TARA: Lara, that was really fantastic, I loved how you weaved your personal experience and challenges into your work. Yeah, so mental health is so important and it’s great to see you demonstrate and so cool to see how you weave your personal experience and your deep professional knowledge of teaching. It really comes through and I suppose that authenticity, that being your whole self, is so vital to good mental health, so all of that came across so very clearly. All of your passions, so thank you so much. We do have a couple of questions, actually. So can teachers pre-plan their lessons in advance of running live classes?  

LARA: Yes, they can. So two things I would recommend is that you can use One Note to store all your resources together which is what I really like it for because you can keep your PDFs and files and you can use Teams to schedule your assignments. In Teams you can schedule when the assignments will come out and I found that a huge saver during lockdown and so you would just release the work when you wanted it to go. So you could put it all there on a Monday evening and time it to go when you want the lessons to be.  

TARA: OK, that’s good to know. So there’s a question about Accelerated Reader. Is that available to all schools or is that just primaries?  

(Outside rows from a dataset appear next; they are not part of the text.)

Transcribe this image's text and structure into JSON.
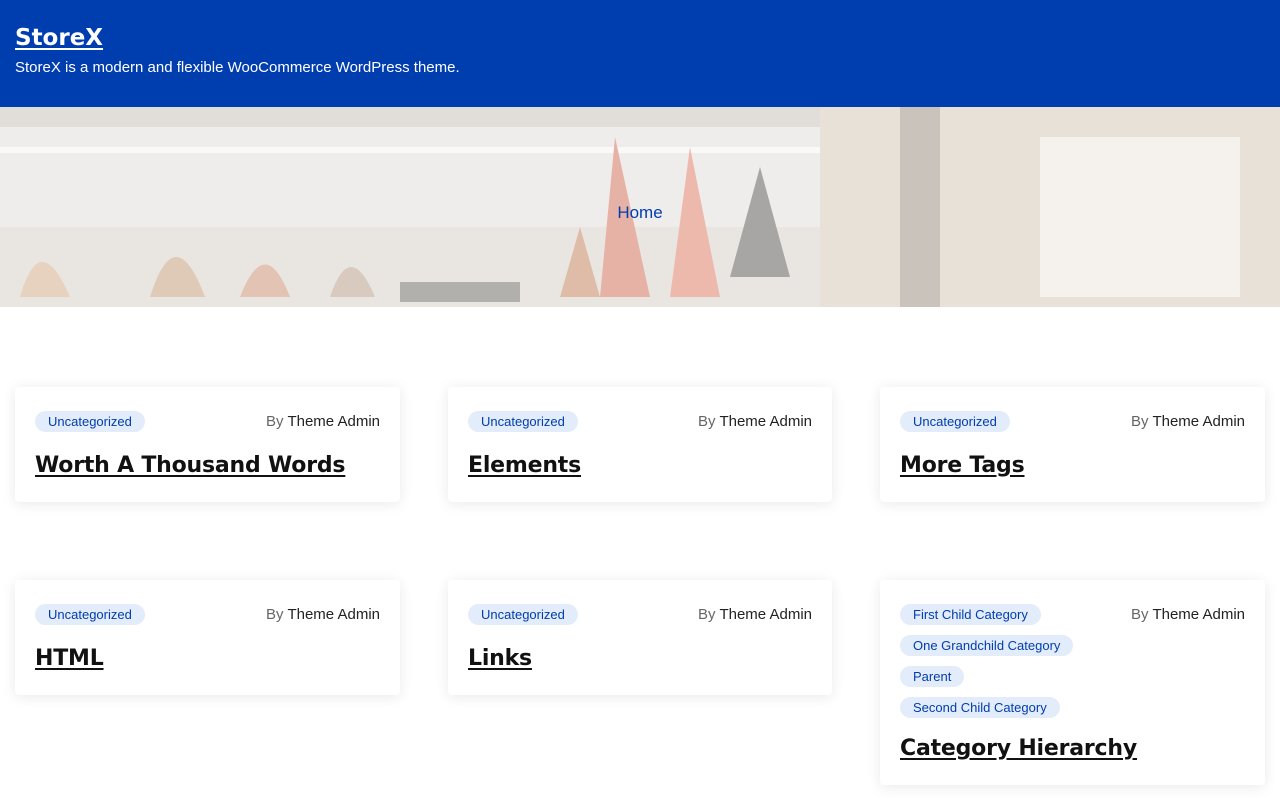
{
  "site": {
    "title": "StoreX",
    "tagline": "StoreX is a modern and flexible WooCommerce WordPress theme."
  },
  "hero": {
    "breadcrumb": "Home"
  },
  "posts": [
    {
      "categories": [
        "Uncategorized"
      ],
      "by_label": "By",
      "author": "Theme Admin",
      "title": "Worth A Thousand Words"
    },
    {
      "categories": [
        "Uncategorized"
      ],
      "by_label": "By",
      "author": "Theme Admin",
      "title": "Elements"
    },
    {
      "categories": [
        "Uncategorized"
      ],
      "by_label": "By",
      "author": "Theme Admin",
      "title": "More Tags"
    },
    {
      "categories": [
        "Uncategorized"
      ],
      "by_label": "By",
      "author": "Theme Admin",
      "title": "HTML"
    },
    {
      "categories": [
        "Uncategorized"
      ],
      "by_label": "By",
      "author": "Theme Admin",
      "title": "Links"
    },
    {
      "categories": [
        "First Child Category",
        "One Grandchild Category",
        "Parent",
        "Second Child Category"
      ],
      "by_label": "By",
      "author": "Theme Admin",
      "title": "Category Hierarchy"
    }
  ],
  "colors": {
    "header_bg": "#003DAF",
    "accent": "#003DAF",
    "badge_bg": "#E3ECFA"
  }
}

LARA: Everyone and I was actually having a conversation with a college about using it because it will – and I practiced it with higher level words, challenging vocabulary, and I know that a lot of colleges are using it to support them because if you have a barrier to reading as a child you’re going to have a barrier to reading as a young adult as well so this is supportive of everyone.  

TARA: That’s great, thank you. And there’s one more here. At the moment – sorry, I don’t know who this is, it has come in as anonymous. At the moment, we’re just using the Microsoft Office apps and email. Where can they find out about the other apps? I suppose you’ve just gone through it with your end slide – are those the best resources?  

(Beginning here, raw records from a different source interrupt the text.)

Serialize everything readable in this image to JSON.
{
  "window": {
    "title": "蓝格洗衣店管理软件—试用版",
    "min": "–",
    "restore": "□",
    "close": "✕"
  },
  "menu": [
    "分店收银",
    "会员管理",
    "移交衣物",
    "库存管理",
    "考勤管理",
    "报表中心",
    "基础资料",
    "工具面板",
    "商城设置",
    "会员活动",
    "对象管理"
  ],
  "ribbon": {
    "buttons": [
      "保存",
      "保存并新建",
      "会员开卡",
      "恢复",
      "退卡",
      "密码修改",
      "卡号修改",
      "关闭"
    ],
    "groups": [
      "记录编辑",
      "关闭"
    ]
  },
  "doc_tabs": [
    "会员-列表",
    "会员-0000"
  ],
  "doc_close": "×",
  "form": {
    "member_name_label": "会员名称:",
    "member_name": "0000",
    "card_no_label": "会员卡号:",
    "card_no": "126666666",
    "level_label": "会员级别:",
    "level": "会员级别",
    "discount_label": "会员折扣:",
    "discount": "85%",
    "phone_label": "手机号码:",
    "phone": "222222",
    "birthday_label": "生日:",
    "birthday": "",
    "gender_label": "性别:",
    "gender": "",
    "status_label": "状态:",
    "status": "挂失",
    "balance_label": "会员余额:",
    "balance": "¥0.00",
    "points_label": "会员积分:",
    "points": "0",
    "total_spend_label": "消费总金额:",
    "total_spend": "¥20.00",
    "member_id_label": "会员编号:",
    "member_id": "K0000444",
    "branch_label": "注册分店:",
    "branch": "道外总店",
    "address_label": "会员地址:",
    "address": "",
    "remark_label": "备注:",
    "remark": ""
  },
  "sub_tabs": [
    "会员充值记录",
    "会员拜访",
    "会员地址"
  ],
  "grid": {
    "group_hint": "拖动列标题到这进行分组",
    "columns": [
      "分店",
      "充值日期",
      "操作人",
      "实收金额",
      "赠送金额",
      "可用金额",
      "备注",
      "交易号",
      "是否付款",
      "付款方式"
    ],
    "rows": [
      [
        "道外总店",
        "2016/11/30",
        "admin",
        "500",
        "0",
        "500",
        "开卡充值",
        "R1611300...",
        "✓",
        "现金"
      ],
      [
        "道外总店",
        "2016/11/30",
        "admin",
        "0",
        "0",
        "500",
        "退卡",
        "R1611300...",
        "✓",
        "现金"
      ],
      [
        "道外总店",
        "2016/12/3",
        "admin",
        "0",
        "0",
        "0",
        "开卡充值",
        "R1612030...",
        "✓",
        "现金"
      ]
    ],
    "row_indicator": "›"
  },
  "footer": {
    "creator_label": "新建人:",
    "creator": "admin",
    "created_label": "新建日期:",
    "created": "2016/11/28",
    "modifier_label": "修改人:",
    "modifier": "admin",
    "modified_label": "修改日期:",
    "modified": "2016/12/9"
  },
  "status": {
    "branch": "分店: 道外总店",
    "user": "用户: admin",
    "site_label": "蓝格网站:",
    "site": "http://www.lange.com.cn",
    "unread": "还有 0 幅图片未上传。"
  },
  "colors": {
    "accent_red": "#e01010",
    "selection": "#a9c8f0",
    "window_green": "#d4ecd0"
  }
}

LARA: They are the best resources to go to. I would 100% say go to the Microsoft Educator Centre because that will give you so much more information about what’s available and there is just so much there.  

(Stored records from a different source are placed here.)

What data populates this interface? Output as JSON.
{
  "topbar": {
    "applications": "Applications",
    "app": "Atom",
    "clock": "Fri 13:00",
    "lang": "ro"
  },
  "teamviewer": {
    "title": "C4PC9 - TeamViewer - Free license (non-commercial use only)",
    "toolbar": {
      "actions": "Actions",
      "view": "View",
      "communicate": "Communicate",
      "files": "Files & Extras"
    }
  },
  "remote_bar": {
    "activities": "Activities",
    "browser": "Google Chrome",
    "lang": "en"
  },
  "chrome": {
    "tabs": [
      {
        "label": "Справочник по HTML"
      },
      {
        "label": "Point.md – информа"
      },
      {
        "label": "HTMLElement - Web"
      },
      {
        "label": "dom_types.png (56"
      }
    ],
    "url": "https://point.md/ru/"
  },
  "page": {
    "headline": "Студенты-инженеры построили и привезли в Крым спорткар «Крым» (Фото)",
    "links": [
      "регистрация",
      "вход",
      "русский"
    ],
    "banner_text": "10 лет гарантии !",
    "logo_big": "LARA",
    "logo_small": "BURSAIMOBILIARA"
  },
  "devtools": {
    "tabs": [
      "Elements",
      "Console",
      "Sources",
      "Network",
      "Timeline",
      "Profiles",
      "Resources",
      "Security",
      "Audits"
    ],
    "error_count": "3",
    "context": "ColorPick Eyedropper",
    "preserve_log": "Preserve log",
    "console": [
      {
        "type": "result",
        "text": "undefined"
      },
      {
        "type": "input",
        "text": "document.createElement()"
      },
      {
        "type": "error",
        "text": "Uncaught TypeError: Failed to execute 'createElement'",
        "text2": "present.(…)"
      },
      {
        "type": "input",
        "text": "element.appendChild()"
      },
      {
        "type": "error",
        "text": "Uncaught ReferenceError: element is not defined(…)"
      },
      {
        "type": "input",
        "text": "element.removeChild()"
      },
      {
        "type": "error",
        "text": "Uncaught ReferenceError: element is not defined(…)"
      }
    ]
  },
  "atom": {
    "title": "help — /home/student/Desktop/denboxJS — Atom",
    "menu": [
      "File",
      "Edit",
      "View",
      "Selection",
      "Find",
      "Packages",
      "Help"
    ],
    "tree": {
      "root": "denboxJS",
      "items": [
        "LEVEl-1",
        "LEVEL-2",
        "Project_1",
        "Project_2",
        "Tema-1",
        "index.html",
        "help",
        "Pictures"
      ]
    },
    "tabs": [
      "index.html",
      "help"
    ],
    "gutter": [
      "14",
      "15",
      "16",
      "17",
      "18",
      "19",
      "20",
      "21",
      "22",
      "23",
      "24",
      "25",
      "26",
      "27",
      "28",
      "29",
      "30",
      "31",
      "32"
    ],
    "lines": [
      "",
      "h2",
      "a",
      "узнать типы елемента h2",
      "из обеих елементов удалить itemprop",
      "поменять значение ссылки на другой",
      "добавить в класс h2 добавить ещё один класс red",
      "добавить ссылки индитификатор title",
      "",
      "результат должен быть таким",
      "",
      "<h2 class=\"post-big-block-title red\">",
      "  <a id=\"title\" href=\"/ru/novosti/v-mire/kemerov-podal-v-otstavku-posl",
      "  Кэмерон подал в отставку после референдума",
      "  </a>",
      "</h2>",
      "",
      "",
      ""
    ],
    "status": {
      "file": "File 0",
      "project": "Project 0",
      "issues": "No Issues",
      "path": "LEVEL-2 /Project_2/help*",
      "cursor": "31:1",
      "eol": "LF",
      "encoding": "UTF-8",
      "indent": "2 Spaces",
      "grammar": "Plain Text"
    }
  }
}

TARA: OK, that’s fantastic and as you said in your session, we’re definitely going to share all of those resources and that will be in a couple of weeks’ time when we’ve prepared all the web pages coming out of SCOMIS Live. So, Lara, thanks again – really wonderful, clear and educative session, thank you.  

LARA: Glad you enjoyed it, thank you for having me.  

TARA: If you need help or support with Microsoft 365, please do get in touch with us either today via the Genius Bar or after the conference on our website, SCOMIS.org. We’ve got a wealth of experience providing guidance and advice and support to help you fully exploit the EdTech you have in your school and we can also help you adopt and adapt to new technologies to deliver your teaching and learning strategies. So there’s some time now to pop over to the wellbeing bar. Let us know if you’re grabbing a cup of tea or doing something creative there. People have found the wellbeing bar really joyful. I hope you do too. And then join us after the break for the final sessions of the conference. Again, we have three to choose between. You can hear David James and Anthony Lees from Cornerstone Academy Trust. David and Anthony are going to be talking about how they are harnessing technology to collaborate across their trust and develop their really support learning environment. Or you can listen to Iain Randall from St Christopher’s Trust and he is here to talk about how his MAT has achieved a consistent approach to assessment across all schools and the huge benefits experienced as a result. Or you can join Elizabeth Anderson from the Learning Foundation and Digital Poverty Alliance. Elizabeth will explore what is meant by digital inclusivity and digital poverty and why there is still an issue. Most importantly, Elizabeth is here to show us how to find the tools and support to boost digital inclusivity in schools. All three of those are at 3:30. See you back after the break.